[Data entries]
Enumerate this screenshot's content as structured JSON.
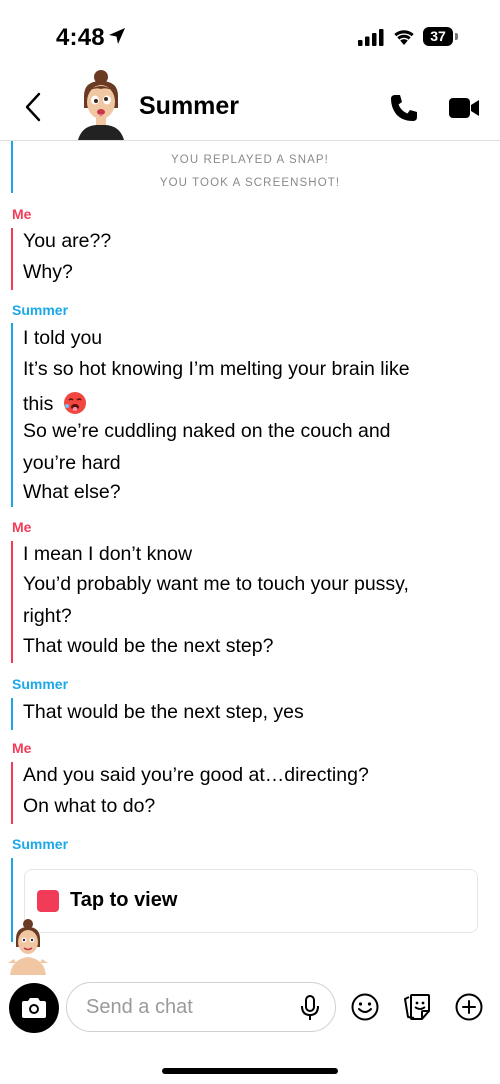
{
  "status_bar": {
    "time": "4:48",
    "battery": "37"
  },
  "header": {
    "contact_name": "Summer"
  },
  "chat": {
    "system_notes": [
      "YOU REPLAYED A SNAP!",
      "YOU TOOK A SCREENSHOT!"
    ],
    "groups": [
      {
        "sender": "Me",
        "lines": [
          "You are??",
          "Why?"
        ]
      },
      {
        "sender": "Summer",
        "lines": [
          "I told you",
          "It’s so hot knowing I’m melting your brain like",
          "this",
          "So we’re cuddling naked on the couch and",
          "you’re hard",
          "What else?"
        ]
      },
      {
        "sender": "Me",
        "lines": [
          "I mean I don’t know",
          "You’d probably want me to touch your pussy,",
          "right?",
          "That would be the next step?"
        ]
      },
      {
        "sender": "Summer",
        "lines": [
          "That would be the next step, yes"
        ]
      },
      {
        "sender": "Me",
        "lines": [
          "And you said you’re good at…directing?",
          "On what to do?"
        ]
      },
      {
        "sender": "Summer",
        "lines": []
      }
    ],
    "snap": {
      "label": "Tap to view",
      "color": "#f23c57"
    }
  },
  "input": {
    "placeholder": "Send a chat"
  },
  "colors": {
    "me": "#f23c57",
    "summer": "#1aa8e8"
  },
  "icons": [
    "back-chevron-icon",
    "phone-icon",
    "video-camera-icon",
    "camera-icon",
    "microphone-icon",
    "smiley-icon",
    "sticker-icon",
    "plus-circle-icon"
  ]
}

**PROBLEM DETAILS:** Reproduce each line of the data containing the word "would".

**EXERCISE OUTPUT:**
          "That would be the next step?"
          "That would be the next step, yes"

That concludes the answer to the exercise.